▸ **WHAT THE EXERCISE ASKS**
Please set down each of the lines below once more, exactly, omitting all pictures.

▸ **SOURCE DATA**
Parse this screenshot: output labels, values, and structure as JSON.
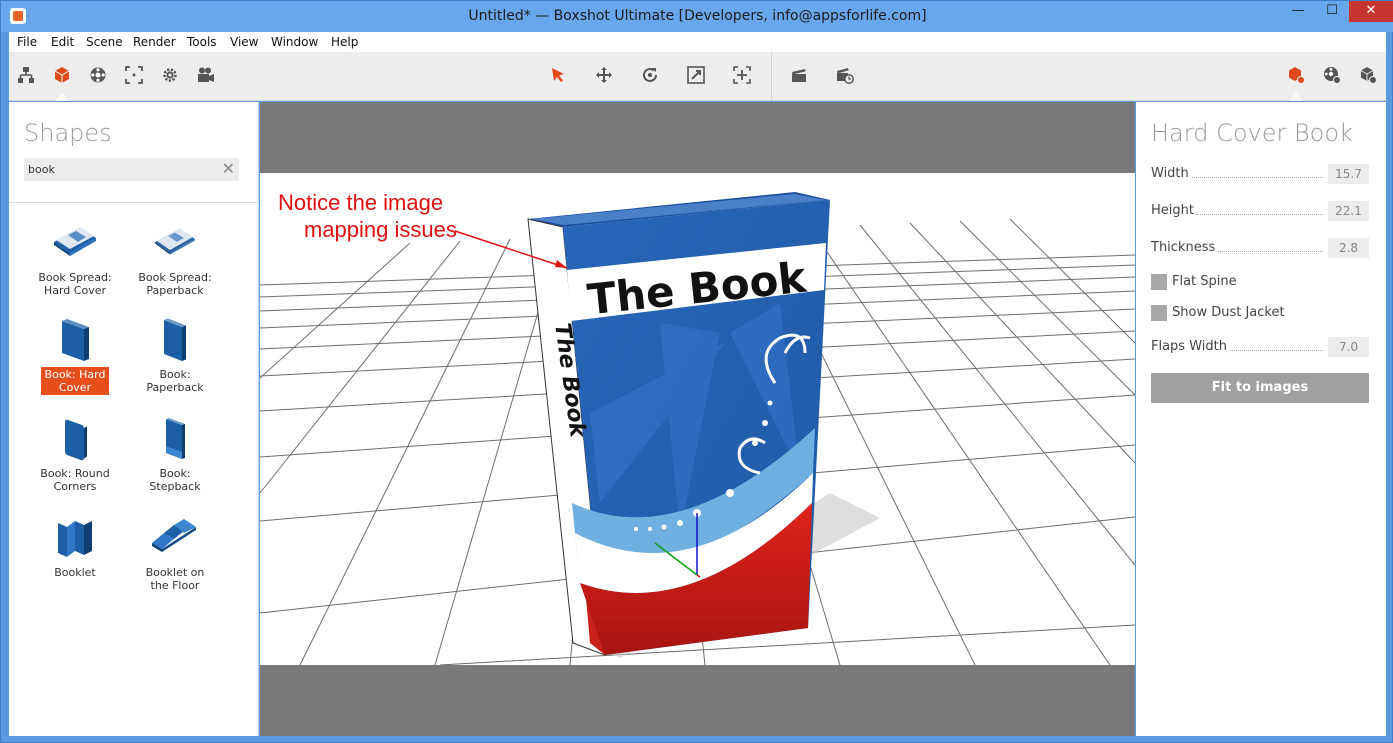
{
  "window": {
    "title": "Untitled* — Boxshot Ultimate [Developers, info@appsforlife.com]",
    "minimize": "—",
    "maximize": "☐",
    "close": "✕"
  },
  "menu": [
    "File",
    "Edit",
    "Scene",
    "Render",
    "Tools",
    "View",
    "Window",
    "Help"
  ],
  "toolbar": {
    "left_icons": [
      "hierarchy-icon",
      "shapes-icon",
      "materials-icon",
      "focus-icon",
      "settings-icon",
      "camera-icon"
    ],
    "center_icons": [
      "select-icon",
      "move-icon",
      "rotate-icon",
      "scale-icon",
      "snap-icon"
    ],
    "render_icons": [
      "clapper-icon",
      "clapper-timer-icon"
    ],
    "right_icons": [
      "add-shape-icon",
      "add-material-icon",
      "add-object-icon"
    ]
  },
  "shapes_panel": {
    "title": "Shapes",
    "search_value": "book",
    "items": [
      {
        "label1": "Book Spread:",
        "label2": "Hard Cover"
      },
      {
        "label1": "Book Spread:",
        "label2": "Paperback"
      },
      {
        "label1": "Book: Hard",
        "label2": "Cover"
      },
      {
        "label1": "Book:",
        "label2": "Paperback"
      },
      {
        "label1": "Book: Round",
        "label2": "Corners"
      },
      {
        "label1": "Book:",
        "label2": "Stepback"
      },
      {
        "label1": "Booklet",
        "label2": ""
      },
      {
        "label1": "Booklet on",
        "label2": "the Floor"
      }
    ]
  },
  "viewport": {
    "annotation_line1": "Notice the image",
    "annotation_line2": "mapping issues",
    "book_cover_title": "The Book",
    "book_spine_title": "The Book"
  },
  "properties": {
    "title": "Hard Cover Book",
    "width_label": "Width",
    "width_value": "15.7",
    "height_label": "Height",
    "height_value": "22.1",
    "thickness_label": "Thickness",
    "thickness_value": "2.8",
    "flat_spine_label": "Flat Spine",
    "dust_jacket_label": "Show Dust Jacket",
    "flaps_width_label": "Flaps Width",
    "flaps_width_value": "7.0",
    "fit_button": "Fit to images"
  },
  "colors": {
    "accent": "#e84e1b",
    "annotation": "#e01010",
    "titlebar": "#68a7ee"
  }
}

▸ **WRITTEN SOLUTION**
Parse this screenshot: output labels, values, and structure as JSON.
{
  "window": {
    "title": "Untitled* — Boxshot Ultimate [Developers, info@appsforlife.com]",
    "minimize": "—",
    "maximize": "☐",
    "close": "✕"
  },
  "menu": [
    "File",
    "Edit",
    "Scene",
    "Render",
    "Tools",
    "View",
    "Window",
    "Help"
  ],
  "toolbar": {
    "left_icons": [
      "hierarchy-icon",
      "shapes-icon",
      "materials-icon",
      "focus-icon",
      "settings-icon",
      "camera-icon"
    ],
    "center_icons": [
      "select-icon",
      "move-icon",
      "rotate-icon",
      "scale-icon",
      "snap-icon"
    ],
    "render_icons": [
      "clapper-icon",
      "clapper-timer-icon"
    ],
    "right_icons": [
      "add-shape-icon",
      "add-material-icon",
      "add-object-icon"
    ]
  },
  "shapes_panel": {
    "title": "Shapes",
    "search_value": "book",
    "items": [
      {
        "label1": "Book Spread:",
        "label2": "Hard Cover"
      },
      {
        "label1": "Book Spread:",
        "label2": "Paperback"
      },
      {
        "label1": "Book: Hard",
        "label2": "Cover"
      },
      {
        "label1": "Book:",
        "label2": "Paperback"
      },
      {
        "label1": "Book: Round",
        "label2": "Corners"
      },
      {
        "label1": "Book:",
        "label2": "Stepback"
      },
      {
        "label1": "Booklet",
        "label2": ""
      },
      {
        "label1": "Booklet on",
        "label2": "the Floor"
      }
    ]
  },
  "viewport": {
    "annotation_line1": "Notice the image",
    "annotation_line2": "mapping issues",
    "book_cover_title": "The Book",
    "book_spine_title": "The Book"
  },
  "properties": {
    "title": "Hard Cover Book",
    "width_label": "Width",
    "width_value": "15.7",
    "height_label": "Height",
    "height_value": "22.1",
    "thickness_label": "Thickness",
    "thickness_value": "2.8",
    "flat_spine_label": "Flat Spine",
    "dust_jacket_label": "Show Dust Jacket",
    "flaps_width_label": "Flaps Width",
    "flaps_width_value": "7.0",
    "fit_button": "Fit to images"
  },
  "colors": {
    "accent": "#e84e1b",
    "annotation": "#e01010",
    "titlebar": "#68a7ee"
  }
}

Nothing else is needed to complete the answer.